Abstract: MicroRNAs (miRNAs) effectively regulate gene expression in cultured cells and human disease models, and such regulation can be blocked with antibodies against miRNAs if miRNA-associated adverse effects occur. Promising findings using miRNAs to prevent disease progression in animal studies give hope to patients with disorders caused by dysregulated gene expression, such as cardiovascular diseases. Inflammatory cell infiltration, endothelial cell dysfunction, and angiogenesis are common pathologies of cardiovascular diseases. Accumulating data suggest that miRNA-mediated inhibition of gene expression can drive these pathologies in cardiac tissue or vasculature. It is often desirable to deliver exogenously prepared miRNAs or antibodies against miRNAs to target genes or miRNAs in specific cell or tissue types. Because naked miRNAs or antibodies against miRNAs are often unstable in the circulation, investigation has focused on their packaging and efficient delivery to diseased organs.

* Corresponding author. Telephone, 617-525-4358; fax, 617-525-4380; e-mail, gshi{at}

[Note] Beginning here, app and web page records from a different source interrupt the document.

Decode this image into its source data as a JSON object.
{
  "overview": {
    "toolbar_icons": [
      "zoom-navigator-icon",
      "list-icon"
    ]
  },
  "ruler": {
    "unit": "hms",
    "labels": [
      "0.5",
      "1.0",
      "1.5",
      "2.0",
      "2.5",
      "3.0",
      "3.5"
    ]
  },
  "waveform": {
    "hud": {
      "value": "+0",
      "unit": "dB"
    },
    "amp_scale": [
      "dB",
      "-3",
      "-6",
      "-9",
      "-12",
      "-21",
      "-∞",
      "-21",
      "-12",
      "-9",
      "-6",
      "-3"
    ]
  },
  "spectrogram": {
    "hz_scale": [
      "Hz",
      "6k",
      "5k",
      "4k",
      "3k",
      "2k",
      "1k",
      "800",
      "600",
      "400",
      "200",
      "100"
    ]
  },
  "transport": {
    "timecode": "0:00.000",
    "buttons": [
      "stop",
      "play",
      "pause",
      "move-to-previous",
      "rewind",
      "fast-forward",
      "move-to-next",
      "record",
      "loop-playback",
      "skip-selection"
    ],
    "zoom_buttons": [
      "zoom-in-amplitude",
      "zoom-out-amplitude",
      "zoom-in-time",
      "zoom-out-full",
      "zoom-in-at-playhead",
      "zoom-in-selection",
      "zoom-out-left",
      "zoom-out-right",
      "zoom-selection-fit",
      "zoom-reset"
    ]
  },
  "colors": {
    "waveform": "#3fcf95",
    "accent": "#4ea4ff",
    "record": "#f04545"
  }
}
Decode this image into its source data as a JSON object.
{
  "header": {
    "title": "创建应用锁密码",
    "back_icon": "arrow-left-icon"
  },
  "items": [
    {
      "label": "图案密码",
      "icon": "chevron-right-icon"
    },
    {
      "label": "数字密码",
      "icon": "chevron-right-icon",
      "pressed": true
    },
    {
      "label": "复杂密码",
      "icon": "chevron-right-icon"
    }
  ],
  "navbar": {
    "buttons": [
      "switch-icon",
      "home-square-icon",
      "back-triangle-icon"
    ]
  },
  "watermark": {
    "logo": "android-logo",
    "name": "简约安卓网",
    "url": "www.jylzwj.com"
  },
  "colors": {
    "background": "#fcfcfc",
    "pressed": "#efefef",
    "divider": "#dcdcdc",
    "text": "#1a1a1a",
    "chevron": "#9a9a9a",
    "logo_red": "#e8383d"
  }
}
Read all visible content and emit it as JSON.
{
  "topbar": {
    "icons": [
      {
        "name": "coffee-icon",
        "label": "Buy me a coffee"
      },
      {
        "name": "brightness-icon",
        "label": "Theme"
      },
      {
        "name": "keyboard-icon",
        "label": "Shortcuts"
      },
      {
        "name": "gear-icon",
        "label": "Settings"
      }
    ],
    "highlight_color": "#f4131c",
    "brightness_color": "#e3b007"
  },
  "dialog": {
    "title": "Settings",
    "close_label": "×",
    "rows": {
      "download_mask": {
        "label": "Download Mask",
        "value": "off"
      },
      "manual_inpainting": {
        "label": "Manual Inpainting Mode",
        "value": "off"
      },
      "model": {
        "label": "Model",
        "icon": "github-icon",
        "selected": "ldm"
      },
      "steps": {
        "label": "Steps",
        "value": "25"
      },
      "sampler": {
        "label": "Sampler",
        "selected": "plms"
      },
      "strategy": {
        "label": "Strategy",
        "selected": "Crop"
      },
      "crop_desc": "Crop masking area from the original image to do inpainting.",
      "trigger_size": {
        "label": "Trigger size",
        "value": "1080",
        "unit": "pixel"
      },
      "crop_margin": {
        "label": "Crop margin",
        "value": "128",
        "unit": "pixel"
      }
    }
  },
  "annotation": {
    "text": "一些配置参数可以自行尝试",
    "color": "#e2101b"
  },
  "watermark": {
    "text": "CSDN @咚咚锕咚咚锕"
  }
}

Citation: M. A. Shi, G.-P. Shi, Intracellular Delivery Strategies for MicroRNAs and Potential Therapies for Human Cardiovascular Diseases. Sci. Signal. 3, pe40 (2010).

Read the Full Text

To Advertise     Find Products

Science Signaling. ISSN 1937-9145 (online), 1945-0877 (print). Pre-2008: Science's STKE. ISSN 1525-8882